Dataset rows describing interfaces:
---+---

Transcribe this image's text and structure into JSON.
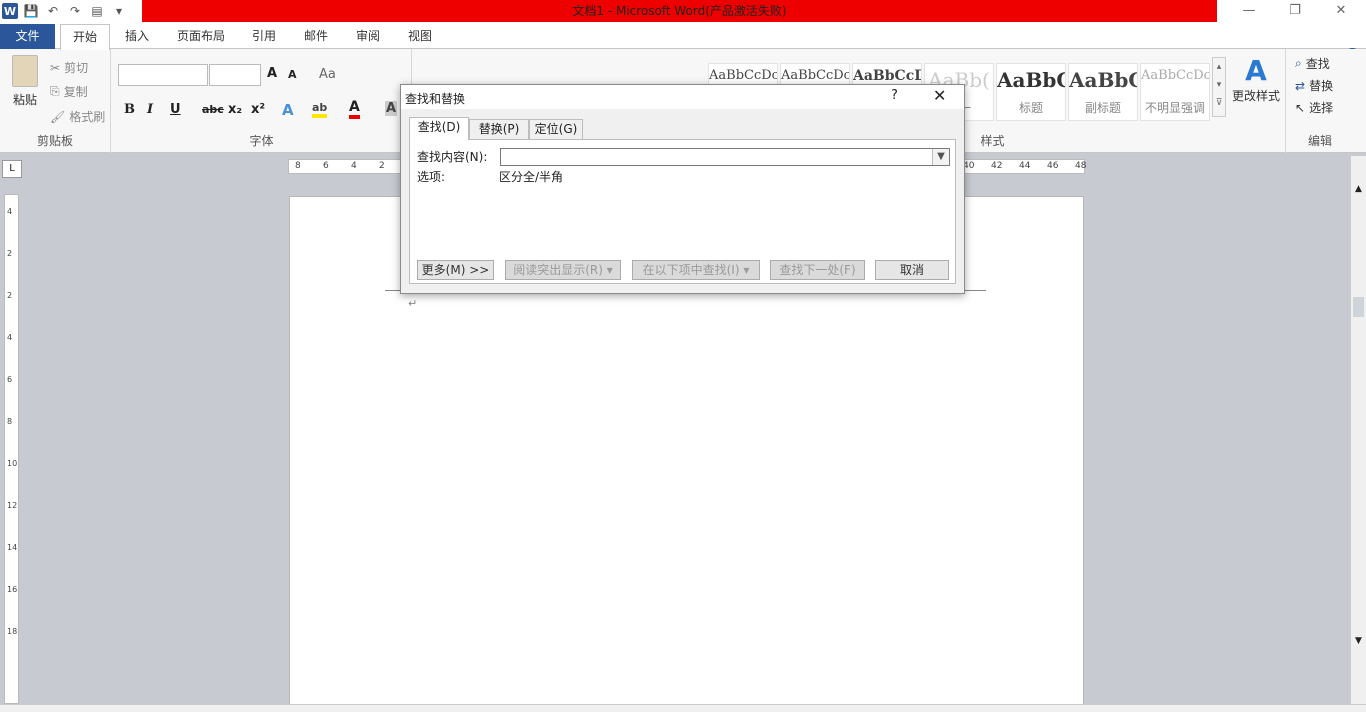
{
  "title": "文档1 - Microsoft Word(产品激活失败)",
  "qat": {
    "logo": "W",
    "icons": [
      "save-icon",
      "undo-icon",
      "redo-icon",
      "print-preview-icon",
      "customize-icon"
    ]
  },
  "window": {
    "min": "—",
    "restore": "❐",
    "close": "✕"
  },
  "tabs": {
    "file": "文件",
    "home": "开始",
    "insert": "插入",
    "layout": "页面布局",
    "references": "引用",
    "mailings": "邮件",
    "review": "审阅",
    "view": "视图"
  },
  "clipboard": {
    "paste": "粘贴",
    "cut": "剪切",
    "copy": "复制",
    "format_painter": "格式刷",
    "label": "剪贴板"
  },
  "font": {
    "label": "字体",
    "bold": "B",
    "italic": "I",
    "underline": "U",
    "strike": "abc",
    "sub": "x₂",
    "sup": "x²",
    "grow": "A",
    "shrink": "A",
    "case": "Aa"
  },
  "styles": {
    "label": "样式",
    "items": [
      {
        "preview": "AaBbCcDc",
        "name": "",
        "size": "13px",
        "bold": false,
        "color": "#444"
      },
      {
        "preview": "AaBbCcDc",
        "name": "",
        "size": "13px",
        "bold": false,
        "color": "#444"
      },
      {
        "preview": "AaBbCcD",
        "name": "",
        "size": "14px",
        "bold": true,
        "color": "#444"
      },
      {
        "preview": "AaBb(",
        "name": "式一",
        "size": "20px",
        "bold": false,
        "color": "#ccc"
      },
      {
        "preview": "AaBbC",
        "name": "标题",
        "size": "20px",
        "bold": true,
        "color": "#333"
      },
      {
        "preview": "AaBbC",
        "name": "副标题",
        "size": "20px",
        "bold": true,
        "color": "#444"
      },
      {
        "preview": "AaBbCcDc",
        "name": "不明显强调",
        "size": "13px",
        "bold": false,
        "color": "#aaa"
      }
    ],
    "change": "更改样式"
  },
  "editing": {
    "label": "编辑",
    "find": "查找",
    "replace": "替换",
    "select": "选择"
  },
  "ruler_h": [
    "8",
    "6",
    "4",
    "2",
    "40",
    "42",
    "44",
    "46",
    "48"
  ],
  "ruler_v": [
    "4",
    "2",
    "2",
    "4",
    "6",
    "8",
    "10",
    "12",
    "14",
    "16",
    "18"
  ],
  "page": {
    "para_mark": "↵"
  },
  "dialog": {
    "title": "查找和替换",
    "help": "?",
    "close": "✕",
    "tabs": [
      "查找(D)",
      "替换(P)",
      "定位(G)"
    ],
    "find_label": "查找内容(N):",
    "find_value": "",
    "options_label": "选项:",
    "options_value": "区分全/半角",
    "buttons": {
      "more": "更多(M) >>",
      "highlight": "阅读突出显示(R) ▾",
      "find_in": "在以下项中查找(I) ▾",
      "find_next": "查找下一处(F)",
      "cancel": "取消"
    }
  }
}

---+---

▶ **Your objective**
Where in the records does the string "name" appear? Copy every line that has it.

▶ **Exercise result**
        "name": "",
        "name": "",
        "name": "",
        "name": "式一",
        "name": "标题",
        "name": "副标题",
        "name": "不明显强调",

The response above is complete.